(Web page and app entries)

>>

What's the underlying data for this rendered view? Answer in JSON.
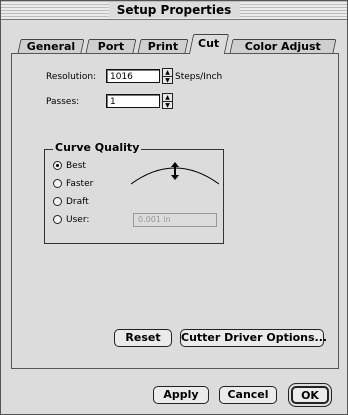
{
  "window": {
    "title": "Setup Properties"
  },
  "tabs": [
    {
      "label": "General",
      "active": false
    },
    {
      "label": "Port",
      "active": false
    },
    {
      "label": "Print",
      "active": false
    },
    {
      "label": "Cut",
      "active": true
    },
    {
      "label": "Color Adjust",
      "active": false
    }
  ],
  "form": {
    "resolution_label": "Resolution:",
    "resolution_value": "1016",
    "resolution_units": "Steps/Inch",
    "passes_label": "Passes:",
    "passes_value": "1"
  },
  "curve_quality": {
    "title": "Curve Quality",
    "options": [
      {
        "label": "Best",
        "checked": true
      },
      {
        "label": "Faster",
        "checked": false
      },
      {
        "label": "Draft",
        "checked": false
      },
      {
        "label": "User:",
        "checked": false
      }
    ],
    "user_value": "0.001 in"
  },
  "buttons": {
    "reset": "Reset",
    "cutter_driver_options": "Cutter Driver Options...",
    "apply": "Apply",
    "cancel": "Cancel",
    "ok": "OK"
  }
}
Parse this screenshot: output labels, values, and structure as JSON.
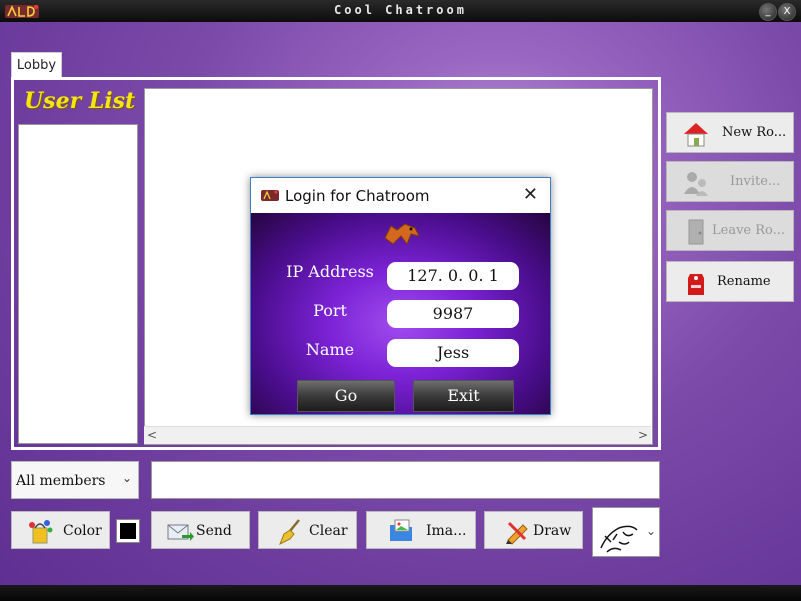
{
  "window": {
    "title": "Cool Chatroom",
    "minimize_glyph": "_",
    "close_glyph": "X"
  },
  "tab": {
    "label": "Lobby"
  },
  "user_list": {
    "title": "User List"
  },
  "side_buttons": [
    {
      "label": "New Ro...",
      "icon": "house-icon",
      "enabled": true
    },
    {
      "label": "Invite...",
      "icon": "users-icon",
      "enabled": false
    },
    {
      "label": "Leave Ro...",
      "icon": "door-icon",
      "enabled": false
    },
    {
      "label": "Rename",
      "icon": "tag-icon",
      "enabled": true
    }
  ],
  "composer": {
    "members_select": "All members",
    "message_value": ""
  },
  "toolbar": {
    "color_label": "Color",
    "send_label": "Send",
    "clear_label": "Clear",
    "image_label": "Ima...",
    "draw_label": "Draw",
    "current_color": "#000000"
  },
  "login_dialog": {
    "title": "Login for Chatroom",
    "close_glyph": "✕",
    "fields": [
      {
        "label": "IP Address",
        "value": "127. 0. 0. 1"
      },
      {
        "label": "Port",
        "value": "9987"
      },
      {
        "label": "Name",
        "value": "Jess"
      }
    ],
    "go_label": "Go",
    "exit_label": "Exit"
  },
  "colors": {
    "accent_yellow": "#f5e612",
    "dialog_purple": "#7a22d4",
    "background_purple": "#7c4aa9"
  }
}
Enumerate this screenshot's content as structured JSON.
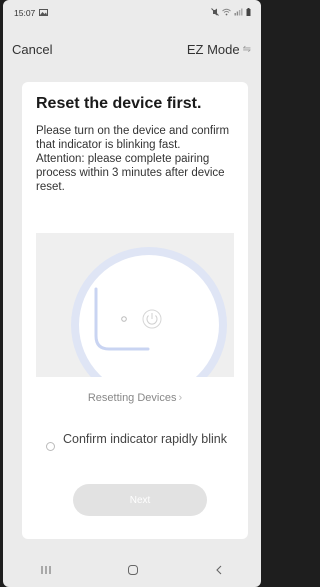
{
  "status_bar": {
    "time": "15:07",
    "notification_icon": "image-icon",
    "right_icons": [
      "mute-icon",
      "wifi-icon",
      "signal-icon",
      "battery-icon"
    ]
  },
  "top_nav": {
    "cancel_label": "Cancel",
    "mode_label": "EZ Mode",
    "mode_icon": "switch-arrows-icon"
  },
  "card": {
    "title": "Reset the device first.",
    "desc_line1": "Please turn on the device and confirm that indicator is blinking fast.",
    "desc_line2": "Attention: please complete pairing process within 3 minutes after device reset.",
    "reset_link": "Resetting Devices",
    "confirm_label": "Confirm indicator rapidly blink",
    "confirm_checked": false,
    "next_label": "Next"
  },
  "nav_bar": {
    "recent_glyph": "|||",
    "home_glyph": "O",
    "back_glyph": "<"
  },
  "colors": {
    "background": "#ebebeb",
    "card": "#ffffff",
    "button_disabled": "#e2e2e2",
    "accent_blue": "#c9d4f2"
  }
}
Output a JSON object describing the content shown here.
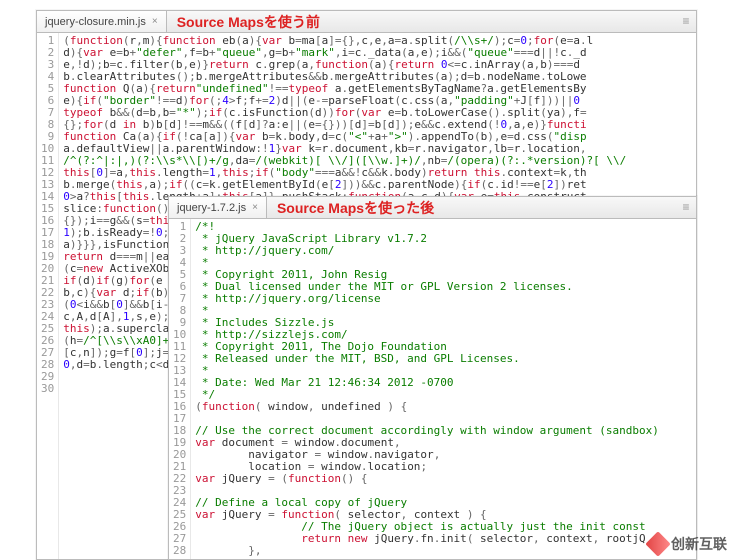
{
  "back": {
    "tab": {
      "filename": "jquery-closure.min.js",
      "close_glyph": "×"
    },
    "tab_note": "Source Mapsを使う前",
    "scroll_glyph": "≡",
    "gutter_start": 1,
    "gutter_count": 30,
    "lines_html": [
      "<span class='op'>(</span><span class='kw'>function</span><span class='op'>(</span>r<span class='op'>,</span>m<span class='op'>){</span><span class='kw'>function</span> eb<span class='op'>(</span>a<span class='op'>){</span><span class='kw'>var</span> b<span class='op'>=</span>ma<span class='op'>[</span>a<span class='op'>]={},</span>c<span class='op'>,</span>e<span class='op'>,</span>a<span class='op'>=</span>a<span class='op'>.</span>split<span class='op'>(</span><span class='str'>/\\\\s+/</span><span class='op'>);</span>c<span class='op'>=</span><span class='num'>0</span><span class='op'>;</span><span class='kw'>for</span><span class='op'>(</span>e<span class='op'>=</span>a<span class='op'>.</span>l",
      "d<span class='op'>){</span><span class='kw'>var</span> e<span class='op'>=</span>b<span class='op'>+</span><span class='str'>\"defer\"</span><span class='op'>,</span>f<span class='op'>=</span>b<span class='op'>+</span><span class='str'>\"queue\"</span><span class='op'>,</span>g<span class='op'>=</span>b<span class='op'>+</span><span class='str'>\"mark\"</span><span class='op'>,</span>i<span class='op'>=</span>c<span class='op'>.</span>_data<span class='op'>(</span>a<span class='op'>,</span>e<span class='op'>);</span>i<span class='op'>&amp;&amp;(</span><span class='str'>\"queue\"</span><span class='op'>===</span>d<span class='op'>||!</span>c<span class='op'>.</span>_d",
      "e<span class='op'>,!</span>d<span class='op'>);</span>b<span class='op'>=</span>c<span class='op'>.</span>filter<span class='op'>(</span>b<span class='op'>,</span>e<span class='op'>)}</span><span class='kw'>return</span> c<span class='op'>.</span>grep<span class='op'>(</span>a<span class='op'>,</span><span class='kw'>function</span><span class='op'>(</span>a<span class='op'>){</span><span class='kw'>return</span> <span class='num'>0</span><span class='op'>&lt;=</span>c<span class='op'>.</span>inArray<span class='op'>(</span>a<span class='op'>,</span>b<span class='op'>)===</span>d",
      "b<span class='op'>.</span>clearAttributes<span class='op'>();</span>b<span class='op'>.</span>mergeAttributes<span class='op'>&amp;&amp;</span>b<span class='op'>.</span>mergeAttributes<span class='op'>(</span>a<span class='op'>);</span>d<span class='op'>=</span>b<span class='op'>.</span>nodeName<span class='op'>.</span>toLowe",
      "<span class='kw'>function</span> Q<span class='op'>(</span>a<span class='op'>){</span><span class='kw'>return</span><span class='str'>\"undefined\"</span><span class='op'>!==</span><span class='kw'>typeof</span> a<span class='op'>.</span>getElementsByTagName<span class='op'>?</span>a<span class='op'>.</span>getElementsBy",
      "e<span class='op'>){</span><span class='kw'>if</span><span class='op'>(</span><span class='str'>\"border\"</span><span class='op'>!==</span>d<span class='op'>)</span><span class='kw'>for</span><span class='op'>(;</span><span class='num'>4</span><span class='op'>&gt;</span>f<span class='op'>;</span>f<span class='op'>+=</span><span class='num'>2</span><span class='op'>)</span>d<span class='op'>||(</span>e<span class='op'>-=</span>parseFloat<span class='op'>(</span>c<span class='op'>.</span>css<span class='op'>(</span>a<span class='op'>,</span><span class='str'>\"padding\"</span><span class='op'>+</span>J<span class='op'>[</span>f<span class='op'>]))||</span><span class='num'>0</span>",
      "<span class='kw'>typeof</span> b<span class='op'>&amp;&amp;(</span>d<span class='op'>=</span>b<span class='op'>,</span>b<span class='op'>=</span><span class='str'>\"*\"</span><span class='op'>);</span><span class='kw'>if</span><span class='op'>(</span>c<span class='op'>.</span>isFunction<span class='op'>(</span>d<span class='op'>))</span><span class='kw'>for</span><span class='op'>(</span><span class='kw'>var</span> e<span class='op'>=</span>b<span class='op'>.</span>toLowerCase<span class='op'>().</span>split<span class='op'>(</span>ya<span class='op'>),</span>f<span class='op'>=</span>",
      "<span class='op'>{};</span><span class='kw'>for</span><span class='op'>(</span>d <span class='kw'>in</span> b<span class='op'>)</span>b<span class='op'>[</span>d<span class='op'>]!==</span>m<span class='op'>&amp;&amp;((</span>f<span class='op'>[</span>d<span class='op'>]?</span>a<span class='op'>:</span>e<span class='op'>||(</span>e<span class='op'>={}))[</span>d<span class='op'>]=</span>b<span class='op'>[</span>d<span class='op'>]);</span>e<span class='op'>&amp;&amp;</span>c<span class='op'>.</span>extend<span class='op'>(!</span><span class='num'>0</span><span class='op'>,</span>a<span class='op'>,</span>e<span class='op'>)}</span><span class='kw'>functi</span>",
      "<span class='kw'>function</span> Ca<span class='op'>(</span>a<span class='op'>){</span><span class='kw'>if</span><span class='op'>(!</span>ca<span class='op'>[</span>a<span class='op'>]){</span><span class='kw'>var</span> b<span class='op'>=</span>k<span class='op'>.</span>body<span class='op'>,</span>d<span class='op'>=</span>c<span class='op'>(</span><span class='str'>\"&lt;\"</span><span class='op'>+</span>a<span class='op'>+</span><span class='str'>\"&gt;\"</span><span class='op'>).</span>appendTo<span class='op'>(</span>b<span class='op'>),</span>e<span class='op'>=</span>d<span class='op'>.</span>css<span class='op'>(</span><span class='str'>\"disp</span>",
      "a<span class='op'>.</span>defaultView<span class='op'>||</span>a<span class='op'>.</span>parentWindow<span class='op'>:!</span><span class='num'>1</span><span class='op'>}</span><span class='kw'>var</span> k<span class='op'>=</span>r<span class='op'>.</span>document<span class='op'>,</span>kb<span class='op'>=</span>r<span class='op'>.</span>navigator<span class='op'>,</span>lb<span class='op'>=</span>r<span class='op'>.</span>location<span class='op'>,</span>",
      "<span class='str'>/^(?:^|:|,)(?:\\\\s*\\\\[)+/g</span><span class='op'>,</span>da<span class='op'>=</span><span class='str'>/(webkit)[ \\\\/]([\\\\w.]+)/</span><span class='op'>,</span>nb<span class='op'>=</span><span class='str'>/(opera)(?:.*version)?[ \\\\/</span>",
      "<span class='kw'>this</span><span class='op'>[</span><span class='num'>0</span><span class='op'>]=</span>a<span class='op'>,</span><span class='kw'>this</span><span class='op'>.</span>length<span class='op'>=</span><span class='num'>1</span><span class='op'>,</span><span class='kw'>this</span><span class='op'>;</span><span class='kw'>if</span><span class='op'>(</span><span class='str'>\"body\"</span><span class='op'>===</span>a<span class='op'>&amp;&amp;!</span>c<span class='op'>&amp;&amp;</span>k<span class='op'>.</span>body<span class='op'>)</span><span class='kw'>return</span> <span class='kw'>this</span><span class='op'>.</span>context<span class='op'>=</span>k<span class='op'>,</span>th",
      "b<span class='op'>.</span>merge<span class='op'>(</span><span class='kw'>this</span><span class='op'>,</span>a<span class='op'>);</span><span class='kw'>if</span><span class='op'>((</span>c<span class='op'>=</span>k<span class='op'>.</span>getElementById<span class='op'>(</span>e<span class='op'>[</span><span class='num'>2</span><span class='op'>]))&amp;&amp;</span>c<span class='op'>.</span>parentNode<span class='op'>){</span><span class='kw'>if</span><span class='op'>(</span>c<span class='op'>.</span>id<span class='op'>!==</span>e<span class='op'>[</span><span class='num'>2</span><span class='op'>])</span>ret",
      "<span class='num'>0</span><span class='op'>&gt;</span>a<span class='op'>?</span><span class='kw'>this</span><span class='op'>[</span><span class='kw'>this</span><span class='op'>.</span>length<span class='op'>+</span>a<span class='op'>]:</span><span class='kw'>this</span><span class='op'>[</span>a<span class='op'>]},</span>pushStack<span class='op'>:</span><span class='kw'>function</span><span class='op'>(</span>a<span class='op'>,</span>c<span class='op'>,</span>d<span class='op'>){</span><span class='kw'>var</span> e<span class='op'>=</span><span class='kw'>this</span><span class='op'>.</span>construct",
      "slice<span class='op'>:</span><span class='kw'>function</span><span class='op'>(){</span>r",
      "<span class='op'>{});</span>i<span class='op'>==</span>g<span class='op'>&amp;&amp;(</span>s<span class='op'>=</span><span class='kw'>this</span>",
      "<span class='num'>1</span><span class='op'>);</span>b<span class='op'>.</span>isReady<span class='op'>=!</span><span class='num'>0</span><span class='op'>;!</span><span class='num'>0</span>",
      "a<span class='op'>)}}},</span>isFunction<span class='op'>:</span>",
      "<span class='kw'>return</span> d<span class='op'>===</span>m<span class='op'>||</span>ea<span class='op'>.</span>c",
      "<span class='op'>(</span>c<span class='op'>=</span><span class='kw'>new</span> ActiveXObje",
      "<span class='kw'>if</span><span class='op'>(</span>d<span class='op'>)</span><span class='kw'>if</span><span class='op'>(</span>g<span class='op'>)</span><span class='kw'>for</span><span class='op'>(</span>e <span class='kw'>in</span>",
      "b<span class='op'>,</span>c<span class='op'>){</span><span class='kw'>var</span> d<span class='op'>;</span><span class='kw'>if</span><span class='op'>(</span>b<span class='op'>){</span>i",
      "<span class='op'>(</span><span class='num'>0</span><span class='op'>&lt;</span>i<span class='op'>&amp;&amp;</span>b<span class='op'>[</span><span class='num'>0</span><span class='op'>]&amp;&amp;</span>b<span class='op'>[</span>i<span class='op'>-</span><span class='num'>1</span><span class='op'>]</span>",
      "c<span class='op'>,</span>A<span class='op'>,</span>d<span class='op'>[</span>A<span class='op'>],</span><span class='num'>1</span><span class='op'>,</span>s<span class='op'>,</span>e<span class='op'>);</span>f<span class='op'>=</span>",
      "<span class='kw'>this</span><span class='op'>);</span>a<span class='op'>.</span>superclass",
      "<span class='op'>(</span>h<span class='op'>=</span><span class='str'>/^[\\\\s\\\\xA0]+/</span><span class='op'>,</span>j",
      "<span class='op'>[</span>c<span class='op'>,</span>n<span class='op'>]);</span>g<span class='op'>=</span>f<span class='op'>[</span><span class='num'>0</span><span class='op'>];</span>j<span class='op'>=!</span><span class='num'>1</span><span class='op'>;</span>i",
      "<span class='num'>0</span><span class='op'>,</span>d<span class='op'>=</span>b<span class='op'>.</span>length<span class='op'>;</span>c<span class='op'>&lt;</span>d<span class='op'>;</span>c",
      "",
      ""
    ]
  },
  "front": {
    "tab": {
      "filename": "jquery-1.7.2.js",
      "close_glyph": "×"
    },
    "tab_note": "Source Mapsを使った後",
    "scroll_glyph": "≡",
    "gutter_start": 1,
    "gutter_count": 28,
    "lines_html": [
      "<span class='cm'>/*!</span>",
      "<span class='cm'> * jQuery JavaScript Library v1.7.2</span>",
      "<span class='cm'> * http://jquery.com/</span>",
      "<span class='cm'> *</span>",
      "<span class='cm'> * Copyright 2011, John Resig</span>",
      "<span class='cm'> * Dual licensed under the MIT or GPL Version 2 licenses.</span>",
      "<span class='cm'> * http://jquery.org/license</span>",
      "<span class='cm'> *</span>",
      "<span class='cm'> * Includes Sizzle.js</span>",
      "<span class='cm'> * http://sizzlejs.com/</span>",
      "<span class='cm'> * Copyright 2011, The Dojo Foundation</span>",
      "<span class='cm'> * Released under the MIT, BSD, and GPL Licenses.</span>",
      "<span class='cm'> *</span>",
      "<span class='cm'> * Date: Wed Mar 21 12:46:34 2012 -0700</span>",
      "<span class='cm'> */</span>",
      "<span class='op'>(</span><span class='kw'>function</span><span class='op'>(</span> window<span class='op'>,</span> undefined <span class='op'>) {</span>",
      "",
      "<span class='cm'>// Use the correct document accordingly with window argument (sandbox)</span>",
      "<span class='kw'>var</span> document <span class='op'>=</span> window<span class='op'>.</span>document<span class='op'>,</span>",
      "        navigator <span class='op'>=</span> window<span class='op'>.</span>navigator<span class='op'>,</span>",
      "        location <span class='op'>=</span> window<span class='op'>.</span>location<span class='op'>;</span>",
      "<span class='kw'>var</span> jQuery <span class='op'>= (</span><span class='kw'>function</span><span class='op'>() {</span>",
      "",
      "<span class='cm'>// Define a local copy of jQuery</span>",
      "<span class='kw'>var</span> jQuery <span class='op'>=</span> <span class='kw'>function</span><span class='op'>(</span> selector<span class='op'>,</span> context <span class='op'>) {</span>",
      "                <span class='cm'>// The jQuery object is actually just the init const</span>",
      "                <span class='kw'>return new</span> jQuery<span class='op'>.</span>fn<span class='op'>.</span>init<span class='op'>(</span> selector<span class='op'>,</span> context<span class='op'>,</span> rootjQ",
      "        <span class='op'>},</span>"
    ]
  },
  "watermark": {
    "text": "创新互联"
  }
}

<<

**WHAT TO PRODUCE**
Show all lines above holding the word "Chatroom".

**ANSWER SPACE**
    "title": "Cool Chatroom",
    "title": "Login for Chatroom",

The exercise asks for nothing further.